> [Problem]:
Omit the pictures found among the records and print everything else exactly as it stands.

> [Source data]:

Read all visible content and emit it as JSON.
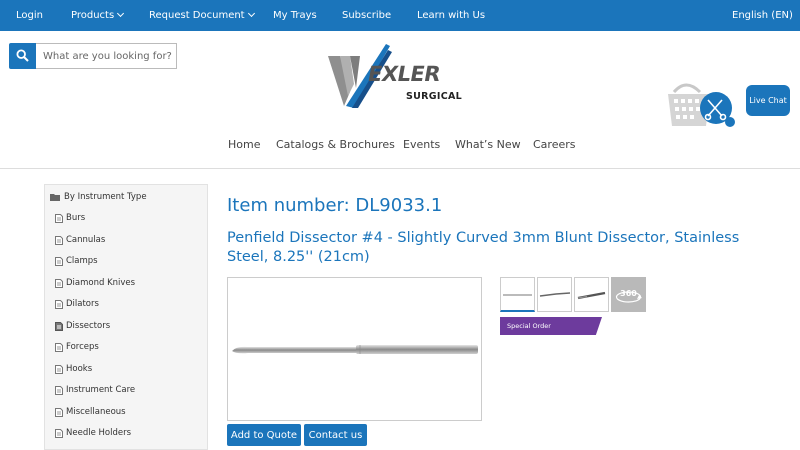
{
  "topbar": {
    "login": "Login",
    "products": "Products",
    "request_document": "Request Document",
    "my_trays": "My Trays",
    "subscribe": "Subscribe",
    "learn_with_us": "Learn with Us",
    "language": "English (EN)"
  },
  "search": {
    "placeholder": "What are you looking for?"
  },
  "logo": {
    "wordmark": "EXLER",
    "subtitle": "SURGICAL"
  },
  "live_chat": "Live Chat",
  "main_nav": [
    "Home",
    "Catalogs & Brochures",
    "Events",
    "What’s New",
    "Careers"
  ],
  "sidebar": {
    "header": "By Instrument Type",
    "items": [
      "Burs",
      "Cannulas",
      "Clamps",
      "Diamond Knives",
      "Dilators",
      "Dissectors",
      "Forceps",
      "Hooks",
      "Instrument Care",
      "Miscellaneous",
      "Needle Holders"
    ]
  },
  "item": {
    "number": "Item number: DL9033.1",
    "title": "Penfield Dissector #4 - Slightly Curved 3mm Blunt Dissector, Stainless Steel, 8.25'' (21cm)",
    "badge": "Special Order",
    "thumb_360_label": "360"
  },
  "buttons": {
    "add_to_quote": "Add to Quote",
    "contact_us": "Contact us"
  },
  "colors": {
    "brand_blue": "#1b75bb",
    "special_order_purple": "#6d3b9d"
  }
}
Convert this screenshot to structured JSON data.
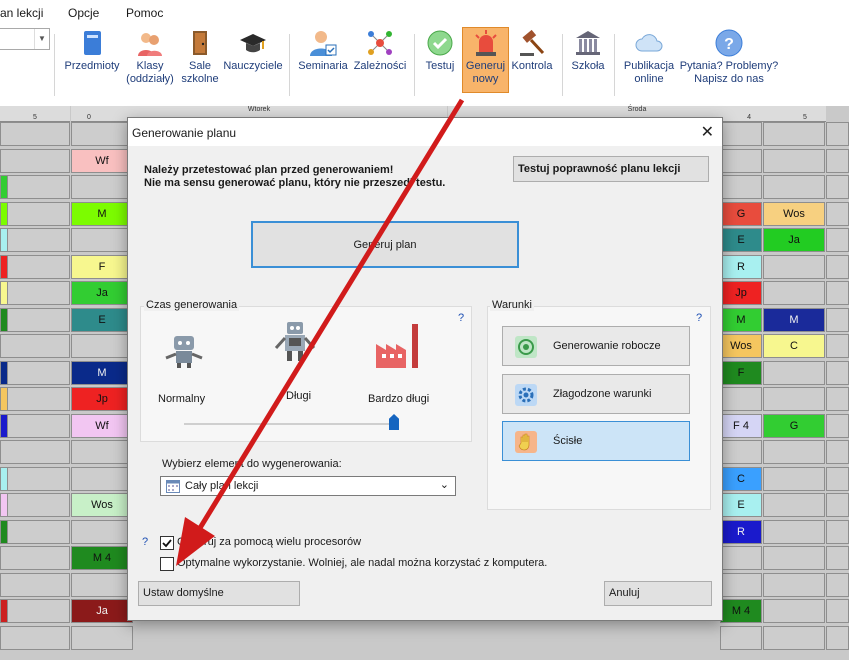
{
  "menubar": {
    "items": [
      "an lekcji",
      "Opcje",
      "Pomoc"
    ]
  },
  "ribbon": {
    "buttons": [
      {
        "label": "Przedmioty",
        "icon": "book-icon"
      },
      {
        "label": "Klasy\n(oddziały)",
        "icon": "students-icon"
      },
      {
        "label": "Sale\nszkolne",
        "icon": "door-icon"
      },
      {
        "label": "Nauczyciele",
        "icon": "graduation-cap-icon"
      },
      {
        "label": "Seminaria",
        "icon": "person-check-icon"
      },
      {
        "label": "Zależności",
        "icon": "network-icon"
      },
      {
        "label": "Testuj",
        "icon": "check-circle-icon"
      },
      {
        "label": "Generuj\nnowy",
        "icon": "alarm-light-icon"
      },
      {
        "label": "Kontrola",
        "icon": "gavel-icon"
      },
      {
        "label": "Szkoła",
        "icon": "building-icon"
      },
      {
        "label": "Publikacja\nonline",
        "icon": "cloud-icon"
      },
      {
        "label": "Pytania? Problemy?\nNapisz do nas",
        "icon": "question-icon"
      }
    ]
  },
  "grid": {
    "day_headers": [
      "Wtorek",
      "Środa"
    ],
    "period_headers": [
      "5",
      "0",
      "4",
      "5"
    ]
  },
  "cells_left": [
    {
      "text": "Wf",
      "color": "#f9c0c0"
    },
    {
      "text": "M",
      "color": "#7cfc00"
    },
    {
      "text": "F",
      "color": "#f7f78f"
    },
    {
      "text": "Ja",
      "color": "#32cd32"
    },
    {
      "text": "E",
      "color": "#2e8b8b"
    },
    {
      "text": "M",
      "color": "#0a2a8a"
    },
    {
      "text": "Jp",
      "color": "#ee2222"
    },
    {
      "text": "Wf",
      "color": "#f2c6f2"
    },
    {
      "text": "Wos",
      "color": "#c8f0c8"
    },
    {
      "text": "M 4",
      "color": "#1f8a1f"
    },
    {
      "text": "Ja",
      "color": "#8b1a1a"
    }
  ],
  "cells_right_a": [
    {
      "text": "G",
      "color": "#e84c3d"
    },
    {
      "text": "E",
      "color": "#2e8b8b"
    },
    {
      "text": "R",
      "color": "#a8f0f0"
    },
    {
      "text": "Jp",
      "color": "#ee2222"
    },
    {
      "text": "M",
      "color": "#32cd32"
    },
    {
      "text": "Wos",
      "color": "#f5c65f"
    },
    {
      "text": "F",
      "color": "#1f8a1f"
    },
    {
      "text": "F 4",
      "color": "#d5d5f5"
    },
    {
      "text": "C",
      "color": "#3aa0ff"
    },
    {
      "text": "E",
      "color": "#a8f0f0"
    },
    {
      "text": "R",
      "color": "#1a1acc"
    },
    {
      "text": "M 4",
      "color": "#1f8a1f"
    }
  ],
  "cells_right_b": [
    {
      "text": "Wos",
      "color": "#f7d080"
    },
    {
      "text": "Ja",
      "color": "#22cc22"
    },
    {
      "text": "M",
      "color": "#1a2a9a"
    },
    {
      "text": "C",
      "color": "#f7f78f"
    },
    {
      "text": "G",
      "color": "#32cd32"
    }
  ],
  "dialog": {
    "title": "Generowanie planu",
    "warning_line1": "Należy przetestować plan przed generowaniem!",
    "warning_line2": "Nie ma sensu generować planu, który nie przeszedł testu.",
    "test_button": "Testuj poprawność planu lekcji",
    "generate_button": "Generuj plan",
    "time_group": {
      "label": "Czas generowania",
      "help": "?",
      "options": [
        "Normalny",
        "Długi",
        "Bardzo długi"
      ],
      "selected_level": 1.0
    },
    "conditions_group": {
      "label": "Warunki",
      "help": "?",
      "options": [
        "Generowanie robocze",
        "Złagodzone warunki",
        "Ścisłe"
      ],
      "selected": "Ścisłe"
    },
    "element_label": "Wybierz element do wygenerowania:",
    "element_value": "Cały plan lekcji",
    "multi_cpu_help": "?",
    "multi_cpu_label": "Generuj za pomocą wielu procesorów",
    "multi_cpu_checked": true,
    "optimal_label": "Optymalne wykorzystanie. Wolniej, ale nadal można korzystać z komputera.",
    "optimal_checked": false,
    "defaults_button": "Ustaw domyślne",
    "cancel_button": "Anuluj"
  },
  "colors": {
    "accent": "#1565c0",
    "arrow": "#d11b1b",
    "active_button": "#f8b46a"
  }
}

> [Reply]:
Read all visible content and emit it as JSON.
{
  "topbar": {
    "login": "Login",
    "products": "Products",
    "request_document": "Request Document",
    "my_trays": "My Trays",
    "subscribe": "Subscribe",
    "learn_with_us": "Learn with Us",
    "language": "English (EN)"
  },
  "search": {
    "placeholder": "What are you looking for?"
  },
  "logo": {
    "wordmark": "EXLER",
    "subtitle": "SURGICAL"
  },
  "live_chat": "Live Chat",
  "main_nav": [
    "Home",
    "Catalogs & Brochures",
    "Events",
    "What’s New",
    "Careers"
  ],
  "sidebar": {
    "header": "By Instrument Type",
    "items": [
      "Burs",
      "Cannulas",
      "Clamps",
      "Diamond Knives",
      "Dilators",
      "Dissectors",
      "Forceps",
      "Hooks",
      "Instrument Care",
      "Miscellaneous",
      "Needle Holders"
    ]
  },
  "item": {
    "number": "Item number: DL9033.1",
    "title": "Penfield Dissector #4 - Slightly Curved 3mm Blunt Dissector, Stainless Steel, 8.25'' (21cm)",
    "badge": "Special Order",
    "thumb_360_label": "360"
  },
  "buttons": {
    "add_to_quote": "Add to Quote",
    "contact_us": "Contact us"
  },
  "colors": {
    "brand_blue": "#1b75bb",
    "special_order_purple": "#6d3b9d"
  }
}
Convert this screenshot to structured JSON data.
{
  "menubar": {
    "items": [
      "an lekcji",
      "Opcje",
      "Pomoc"
    ]
  },
  "ribbon": {
    "buttons": [
      {
        "label": "Przedmioty",
        "icon": "book-icon"
      },
      {
        "label": "Klasy\n(oddziały)",
        "icon": "students-icon"
      },
      {
        "label": "Sale\nszkolne",
        "icon": "door-icon"
      },
      {
        "label": "Nauczyciele",
        "icon": "graduation-cap-icon"
      },
      {
        "label": "Seminaria",
        "icon": "person-check-icon"
      },
      {
        "label": "Zależności",
        "icon": "network-icon"
      },
      {
        "label": "Testuj",
        "icon": "check-circle-icon"
      },
      {
        "label": "Generuj\nnowy",
        "icon": "alarm-light-icon"
      },
      {
        "label": "Kontrola",
        "icon": "gavel-icon"
      },
      {
        "label": "Szkoła",
        "icon": "building-icon"
      },
      {
        "label": "Publikacja\nonline",
        "icon": "cloud-icon"
      },
      {
        "label": "Pytania? Problemy?\nNapisz do nas",
        "icon": "question-icon"
      }
    ]
  },
  "grid": {
    "day_headers": [
      "Wtorek",
      "Środa"
    ],
    "period_headers": [
      "5",
      "0",
      "4",
      "5"
    ]
  },
  "cells_left": [
    {
      "text": "Wf",
      "color": "#f9c0c0"
    },
    {
      "text": "M",
      "color": "#7cfc00"
    },
    {
      "text": "F",
      "color": "#f7f78f"
    },
    {
      "text": "Ja",
      "color": "#32cd32"
    },
    {
      "text": "E",
      "color": "#2e8b8b"
    },
    {
      "text": "M",
      "color": "#0a2a8a"
    },
    {
      "text": "Jp",
      "color": "#ee2222"
    },
    {
      "text": "Wf",
      "color": "#f2c6f2"
    },
    {
      "text": "Wos",
      "color": "#c8f0c8"
    },
    {
      "text": "M 4",
      "color": "#1f8a1f"
    },
    {
      "text": "Ja",
      "color": "#8b1a1a"
    }
  ],
  "cells_right_a": [
    {
      "text": "G",
      "color": "#e84c3d"
    },
    {
      "text": "E",
      "color": "#2e8b8b"
    },
    {
      "text": "R",
      "color": "#a8f0f0"
    },
    {
      "text": "Jp",
      "color": "#ee2222"
    },
    {
      "text": "M",
      "color": "#32cd32"
    },
    {
      "text": "Wos",
      "color": "#f5c65f"
    },
    {
      "text": "F",
      "color": "#1f8a1f"
    },
    {
      "text": "F 4",
      "color": "#d5d5f5"
    },
    {
      "text": "C",
      "color": "#3aa0ff"
    },
    {
      "text": "E",
      "color": "#a8f0f0"
    },
    {
      "text": "R",
      "color": "#1a1acc"
    },
    {
      "text": "M 4",
      "color": "#1f8a1f"
    }
  ],
  "cells_right_b": [
    {
      "text": "Wos",
      "color": "#f7d080"
    },
    {
      "text": "Ja",
      "color": "#22cc22"
    },
    {
      "text": "M",
      "color": "#1a2a9a"
    },
    {
      "text": "C",
      "color": "#f7f78f"
    },
    {
      "text": "G",
      "color": "#32cd32"
    }
  ],
  "dialog": {
    "title": "Generowanie planu",
    "warning_line1": "Należy przetestować plan przed generowaniem!",
    "warning_line2": "Nie ma sensu generować planu, który nie przeszedł testu.",
    "test_button": "Testuj poprawność planu lekcji",
    "generate_button": "Generuj plan",
    "time_group": {
      "label": "Czas generowania",
      "help": "?",
      "options": [
        "Normalny",
        "Długi",
        "Bardzo długi"
      ],
      "selected_level": 1.0
    },
    "conditions_group": {
      "label": "Warunki",
      "help": "?",
      "options": [
        "Generowanie robocze",
        "Złagodzone warunki",
        "Ścisłe"
      ],
      "selected": "Ścisłe"
    },
    "element_label": "Wybierz element do wygenerowania:",
    "element_value": "Cały plan lekcji",
    "multi_cpu_help": "?",
    "multi_cpu_label": "Generuj za pomocą wielu procesorów",
    "multi_cpu_checked": true,
    "optimal_label": "Optymalne wykorzystanie. Wolniej, ale nadal można korzystać z komputera.",
    "optimal_checked": false,
    "defaults_button": "Ustaw domyślne",
    "cancel_button": "Anuluj"
  },
  "colors": {
    "accent": "#1565c0",
    "arrow": "#d11b1b",
    "active_button": "#f8b46a"
  }
}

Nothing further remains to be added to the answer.